§ **Exercise**
Answer with one number only, the count of lines in the material below that hold "this".

§ **Provided entries**
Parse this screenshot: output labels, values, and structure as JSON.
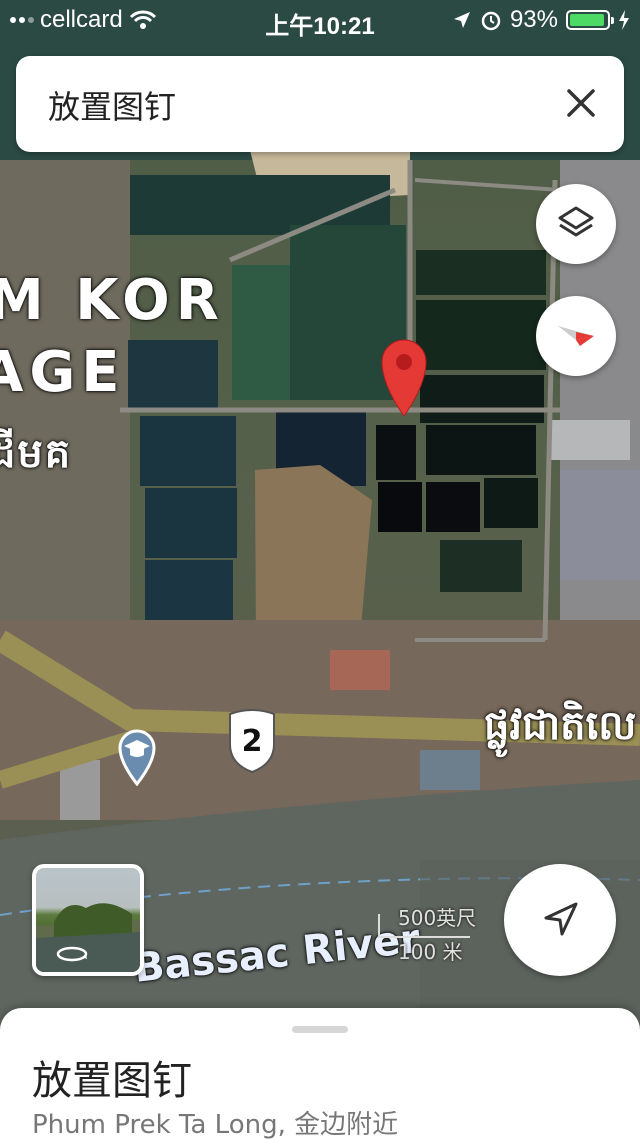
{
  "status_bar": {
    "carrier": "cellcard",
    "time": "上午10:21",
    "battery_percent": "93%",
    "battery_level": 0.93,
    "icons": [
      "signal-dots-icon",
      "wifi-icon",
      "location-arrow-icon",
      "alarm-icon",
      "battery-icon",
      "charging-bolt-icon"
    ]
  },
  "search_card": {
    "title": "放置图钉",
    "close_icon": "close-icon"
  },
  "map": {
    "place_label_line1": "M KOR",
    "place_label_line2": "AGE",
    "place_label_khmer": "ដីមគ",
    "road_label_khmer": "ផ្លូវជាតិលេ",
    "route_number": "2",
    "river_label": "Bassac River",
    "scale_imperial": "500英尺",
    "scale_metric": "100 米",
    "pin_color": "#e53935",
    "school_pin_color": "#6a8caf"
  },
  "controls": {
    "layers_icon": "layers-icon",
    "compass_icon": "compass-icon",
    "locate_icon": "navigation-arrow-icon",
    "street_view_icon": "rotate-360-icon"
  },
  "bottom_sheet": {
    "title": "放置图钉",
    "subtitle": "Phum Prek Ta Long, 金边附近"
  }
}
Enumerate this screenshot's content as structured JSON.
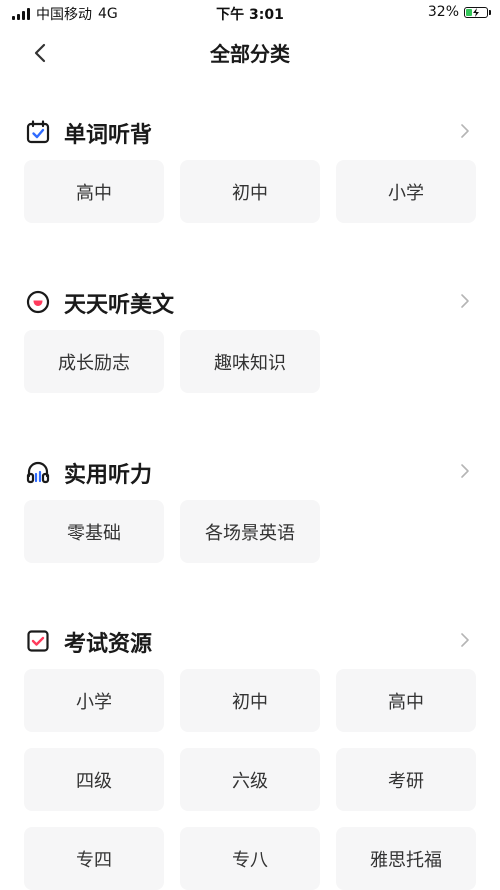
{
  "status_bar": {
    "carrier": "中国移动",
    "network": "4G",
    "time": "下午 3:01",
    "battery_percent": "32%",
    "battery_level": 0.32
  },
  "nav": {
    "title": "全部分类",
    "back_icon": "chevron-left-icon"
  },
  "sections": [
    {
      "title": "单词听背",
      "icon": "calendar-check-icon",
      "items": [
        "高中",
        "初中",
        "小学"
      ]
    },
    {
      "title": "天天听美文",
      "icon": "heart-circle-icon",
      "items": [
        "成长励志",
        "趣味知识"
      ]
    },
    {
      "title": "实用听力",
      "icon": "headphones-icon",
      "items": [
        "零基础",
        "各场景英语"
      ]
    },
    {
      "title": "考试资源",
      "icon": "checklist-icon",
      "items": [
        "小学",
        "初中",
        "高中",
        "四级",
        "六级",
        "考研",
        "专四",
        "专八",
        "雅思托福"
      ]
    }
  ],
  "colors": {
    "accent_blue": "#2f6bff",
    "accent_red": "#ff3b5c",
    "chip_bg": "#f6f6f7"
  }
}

§ **Result of the task**
2